The situation is far from idea in the middle of a stressful tax season for filers, and Rep. Kevin Kiley of California has called on the IRS to offer prompt guidance. In a publically available letter, he wrote:

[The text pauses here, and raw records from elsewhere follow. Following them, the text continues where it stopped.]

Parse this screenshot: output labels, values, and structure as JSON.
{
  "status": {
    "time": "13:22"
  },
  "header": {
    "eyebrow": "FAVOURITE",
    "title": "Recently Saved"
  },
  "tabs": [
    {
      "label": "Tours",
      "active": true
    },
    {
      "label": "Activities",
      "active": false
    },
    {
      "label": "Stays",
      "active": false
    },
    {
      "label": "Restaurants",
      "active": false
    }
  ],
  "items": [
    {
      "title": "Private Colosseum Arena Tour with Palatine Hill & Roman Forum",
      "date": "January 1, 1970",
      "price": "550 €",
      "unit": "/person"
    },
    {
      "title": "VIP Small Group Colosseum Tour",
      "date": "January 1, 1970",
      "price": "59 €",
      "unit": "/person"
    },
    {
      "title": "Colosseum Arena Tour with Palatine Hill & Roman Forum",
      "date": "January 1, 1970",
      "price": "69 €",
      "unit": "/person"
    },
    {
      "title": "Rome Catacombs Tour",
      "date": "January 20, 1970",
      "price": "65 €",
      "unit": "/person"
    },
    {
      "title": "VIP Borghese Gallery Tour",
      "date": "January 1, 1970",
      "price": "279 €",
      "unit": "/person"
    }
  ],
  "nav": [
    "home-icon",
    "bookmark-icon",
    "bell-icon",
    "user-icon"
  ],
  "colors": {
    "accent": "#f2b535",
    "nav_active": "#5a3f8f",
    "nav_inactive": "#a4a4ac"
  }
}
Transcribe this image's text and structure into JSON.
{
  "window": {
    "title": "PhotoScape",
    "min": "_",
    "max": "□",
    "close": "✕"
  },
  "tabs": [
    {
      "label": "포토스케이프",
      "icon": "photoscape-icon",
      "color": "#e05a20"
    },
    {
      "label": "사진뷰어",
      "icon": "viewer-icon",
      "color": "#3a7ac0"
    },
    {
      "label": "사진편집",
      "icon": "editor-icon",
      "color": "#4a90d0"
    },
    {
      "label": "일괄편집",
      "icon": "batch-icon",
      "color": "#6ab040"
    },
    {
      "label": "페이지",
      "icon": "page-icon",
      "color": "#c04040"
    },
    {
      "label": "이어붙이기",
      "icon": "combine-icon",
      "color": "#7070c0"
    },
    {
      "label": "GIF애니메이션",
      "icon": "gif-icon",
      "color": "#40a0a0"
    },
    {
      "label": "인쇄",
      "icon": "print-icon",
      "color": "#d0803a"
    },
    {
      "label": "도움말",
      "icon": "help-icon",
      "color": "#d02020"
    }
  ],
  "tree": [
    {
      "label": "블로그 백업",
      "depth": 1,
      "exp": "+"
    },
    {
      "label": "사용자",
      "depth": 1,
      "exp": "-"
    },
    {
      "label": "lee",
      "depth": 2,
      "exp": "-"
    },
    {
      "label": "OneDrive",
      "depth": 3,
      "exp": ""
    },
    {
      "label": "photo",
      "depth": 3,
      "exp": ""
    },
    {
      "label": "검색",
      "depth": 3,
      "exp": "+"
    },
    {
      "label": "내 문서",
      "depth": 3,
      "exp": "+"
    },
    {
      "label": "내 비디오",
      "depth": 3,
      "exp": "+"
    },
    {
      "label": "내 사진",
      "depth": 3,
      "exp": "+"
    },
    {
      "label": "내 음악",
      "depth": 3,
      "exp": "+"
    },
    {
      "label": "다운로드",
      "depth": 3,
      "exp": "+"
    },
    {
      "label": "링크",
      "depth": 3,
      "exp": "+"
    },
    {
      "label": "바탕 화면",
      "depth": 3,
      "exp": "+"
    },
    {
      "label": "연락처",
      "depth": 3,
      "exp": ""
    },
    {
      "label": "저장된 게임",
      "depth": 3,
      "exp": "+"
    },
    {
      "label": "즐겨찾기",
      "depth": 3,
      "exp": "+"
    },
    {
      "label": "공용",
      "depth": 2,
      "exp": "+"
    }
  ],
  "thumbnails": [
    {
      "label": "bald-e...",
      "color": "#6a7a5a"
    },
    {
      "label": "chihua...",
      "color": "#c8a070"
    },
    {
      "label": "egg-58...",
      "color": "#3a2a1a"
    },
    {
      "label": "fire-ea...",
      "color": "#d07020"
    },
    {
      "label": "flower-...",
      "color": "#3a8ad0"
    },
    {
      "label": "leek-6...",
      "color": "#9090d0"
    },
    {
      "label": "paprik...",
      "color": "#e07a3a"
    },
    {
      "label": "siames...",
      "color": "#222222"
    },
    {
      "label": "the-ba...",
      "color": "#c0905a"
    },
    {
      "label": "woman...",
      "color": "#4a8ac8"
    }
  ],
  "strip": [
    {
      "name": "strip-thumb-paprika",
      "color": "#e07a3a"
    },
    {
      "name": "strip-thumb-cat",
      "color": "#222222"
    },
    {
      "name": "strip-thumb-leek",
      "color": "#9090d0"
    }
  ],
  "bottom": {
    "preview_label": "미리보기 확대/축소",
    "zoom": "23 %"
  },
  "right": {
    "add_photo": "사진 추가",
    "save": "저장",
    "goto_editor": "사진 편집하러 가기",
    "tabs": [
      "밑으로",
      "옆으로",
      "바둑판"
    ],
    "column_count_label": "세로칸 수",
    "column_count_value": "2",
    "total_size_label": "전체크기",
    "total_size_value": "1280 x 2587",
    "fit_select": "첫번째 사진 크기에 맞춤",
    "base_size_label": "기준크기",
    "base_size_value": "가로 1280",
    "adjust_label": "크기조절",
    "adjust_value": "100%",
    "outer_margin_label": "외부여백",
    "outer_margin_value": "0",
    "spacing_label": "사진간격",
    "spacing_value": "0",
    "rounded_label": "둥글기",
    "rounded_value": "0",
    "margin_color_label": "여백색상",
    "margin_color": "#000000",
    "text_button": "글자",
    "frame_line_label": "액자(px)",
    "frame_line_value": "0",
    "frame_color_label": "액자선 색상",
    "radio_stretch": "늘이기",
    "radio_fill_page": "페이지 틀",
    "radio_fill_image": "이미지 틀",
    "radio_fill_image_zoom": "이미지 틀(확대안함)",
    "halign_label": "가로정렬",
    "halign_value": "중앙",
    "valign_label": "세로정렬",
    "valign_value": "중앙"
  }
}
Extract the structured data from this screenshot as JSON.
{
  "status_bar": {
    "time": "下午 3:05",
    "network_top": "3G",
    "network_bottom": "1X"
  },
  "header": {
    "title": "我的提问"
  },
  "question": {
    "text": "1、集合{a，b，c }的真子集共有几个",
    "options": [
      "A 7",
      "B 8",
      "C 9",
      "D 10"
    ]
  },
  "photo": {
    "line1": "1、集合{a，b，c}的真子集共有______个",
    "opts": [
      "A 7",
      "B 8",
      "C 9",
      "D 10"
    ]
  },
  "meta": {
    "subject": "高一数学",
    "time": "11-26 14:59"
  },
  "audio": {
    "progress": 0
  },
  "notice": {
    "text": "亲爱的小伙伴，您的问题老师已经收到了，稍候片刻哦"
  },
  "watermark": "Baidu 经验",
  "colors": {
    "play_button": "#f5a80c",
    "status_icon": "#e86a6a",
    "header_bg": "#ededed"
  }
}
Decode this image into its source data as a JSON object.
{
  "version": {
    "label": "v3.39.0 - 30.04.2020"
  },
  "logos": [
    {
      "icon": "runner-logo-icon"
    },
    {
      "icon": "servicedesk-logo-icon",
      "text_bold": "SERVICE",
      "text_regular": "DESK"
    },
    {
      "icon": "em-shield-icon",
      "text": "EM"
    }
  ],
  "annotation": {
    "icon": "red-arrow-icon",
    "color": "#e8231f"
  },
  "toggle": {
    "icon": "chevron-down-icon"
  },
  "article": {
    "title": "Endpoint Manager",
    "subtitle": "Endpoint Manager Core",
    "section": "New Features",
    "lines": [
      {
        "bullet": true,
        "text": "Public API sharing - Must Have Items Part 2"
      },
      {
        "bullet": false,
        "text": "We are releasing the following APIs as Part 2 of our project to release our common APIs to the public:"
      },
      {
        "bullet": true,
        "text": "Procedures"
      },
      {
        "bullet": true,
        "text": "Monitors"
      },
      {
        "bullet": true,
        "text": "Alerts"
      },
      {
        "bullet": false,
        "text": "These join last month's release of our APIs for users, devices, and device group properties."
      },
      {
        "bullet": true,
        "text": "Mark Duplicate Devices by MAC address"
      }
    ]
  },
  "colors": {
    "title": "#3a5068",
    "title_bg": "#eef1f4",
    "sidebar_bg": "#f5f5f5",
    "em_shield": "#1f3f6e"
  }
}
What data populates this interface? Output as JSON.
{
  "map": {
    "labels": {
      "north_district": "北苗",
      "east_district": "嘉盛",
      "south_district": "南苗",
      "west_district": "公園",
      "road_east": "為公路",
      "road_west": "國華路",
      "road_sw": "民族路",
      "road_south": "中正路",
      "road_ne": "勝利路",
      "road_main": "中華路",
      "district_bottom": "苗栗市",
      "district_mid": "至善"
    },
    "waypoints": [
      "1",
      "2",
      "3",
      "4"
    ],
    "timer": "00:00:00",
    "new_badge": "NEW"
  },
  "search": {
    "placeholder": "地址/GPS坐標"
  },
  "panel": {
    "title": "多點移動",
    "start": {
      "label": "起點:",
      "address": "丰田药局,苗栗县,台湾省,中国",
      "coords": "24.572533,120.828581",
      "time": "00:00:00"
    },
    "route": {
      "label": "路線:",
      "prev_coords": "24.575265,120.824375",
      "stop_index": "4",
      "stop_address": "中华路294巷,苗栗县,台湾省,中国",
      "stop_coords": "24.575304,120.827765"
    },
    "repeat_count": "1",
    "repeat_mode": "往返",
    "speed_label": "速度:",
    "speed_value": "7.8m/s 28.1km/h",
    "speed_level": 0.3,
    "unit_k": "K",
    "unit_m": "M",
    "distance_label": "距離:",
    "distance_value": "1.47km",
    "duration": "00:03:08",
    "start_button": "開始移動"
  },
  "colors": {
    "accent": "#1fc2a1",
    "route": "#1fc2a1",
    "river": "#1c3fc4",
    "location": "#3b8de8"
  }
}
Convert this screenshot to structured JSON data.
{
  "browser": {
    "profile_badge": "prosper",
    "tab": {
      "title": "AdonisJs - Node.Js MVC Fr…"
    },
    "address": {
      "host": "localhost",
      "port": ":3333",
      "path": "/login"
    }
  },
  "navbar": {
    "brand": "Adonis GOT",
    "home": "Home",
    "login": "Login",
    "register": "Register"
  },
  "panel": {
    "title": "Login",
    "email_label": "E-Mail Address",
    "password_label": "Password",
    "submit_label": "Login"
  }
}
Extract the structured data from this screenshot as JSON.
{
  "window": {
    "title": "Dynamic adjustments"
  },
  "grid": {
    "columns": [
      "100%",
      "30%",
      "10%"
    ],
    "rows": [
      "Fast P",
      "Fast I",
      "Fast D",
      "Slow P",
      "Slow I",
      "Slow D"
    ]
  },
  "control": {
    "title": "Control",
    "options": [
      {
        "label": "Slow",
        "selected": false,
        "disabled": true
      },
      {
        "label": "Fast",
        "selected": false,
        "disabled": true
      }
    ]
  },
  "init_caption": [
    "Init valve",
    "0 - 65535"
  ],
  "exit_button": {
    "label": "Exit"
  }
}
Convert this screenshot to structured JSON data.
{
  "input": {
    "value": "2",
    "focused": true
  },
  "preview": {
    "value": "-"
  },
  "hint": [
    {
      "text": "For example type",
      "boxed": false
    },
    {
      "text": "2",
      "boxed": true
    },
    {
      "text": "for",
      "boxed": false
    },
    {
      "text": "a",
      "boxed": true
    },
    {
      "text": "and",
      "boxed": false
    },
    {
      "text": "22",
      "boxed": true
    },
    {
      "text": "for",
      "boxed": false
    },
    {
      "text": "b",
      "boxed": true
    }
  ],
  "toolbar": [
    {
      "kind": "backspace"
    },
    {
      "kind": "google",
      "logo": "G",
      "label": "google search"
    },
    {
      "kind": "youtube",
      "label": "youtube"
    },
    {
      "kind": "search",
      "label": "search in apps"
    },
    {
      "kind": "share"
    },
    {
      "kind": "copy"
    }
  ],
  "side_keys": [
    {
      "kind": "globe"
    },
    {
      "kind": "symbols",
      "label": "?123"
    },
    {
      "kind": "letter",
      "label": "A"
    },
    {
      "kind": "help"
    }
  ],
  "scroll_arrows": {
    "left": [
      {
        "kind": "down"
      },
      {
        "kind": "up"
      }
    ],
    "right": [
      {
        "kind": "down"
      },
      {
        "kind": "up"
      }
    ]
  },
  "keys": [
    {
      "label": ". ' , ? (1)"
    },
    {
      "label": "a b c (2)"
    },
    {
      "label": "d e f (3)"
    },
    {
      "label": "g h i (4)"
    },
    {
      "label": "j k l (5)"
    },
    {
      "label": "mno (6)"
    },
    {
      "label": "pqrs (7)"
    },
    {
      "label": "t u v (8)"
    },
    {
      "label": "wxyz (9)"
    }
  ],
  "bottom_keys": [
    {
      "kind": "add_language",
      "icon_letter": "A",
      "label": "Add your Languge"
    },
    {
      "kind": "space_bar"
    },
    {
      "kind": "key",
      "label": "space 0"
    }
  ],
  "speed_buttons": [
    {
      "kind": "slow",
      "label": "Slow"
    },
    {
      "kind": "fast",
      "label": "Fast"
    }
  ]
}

“As federal tax deadlines loom, numerous constituents have contacted my office urgently asking for help getting information from your agency regarding whether payments under California’s Middle Class Tax Refund (MCTR) are considered income for federal tax purposes.”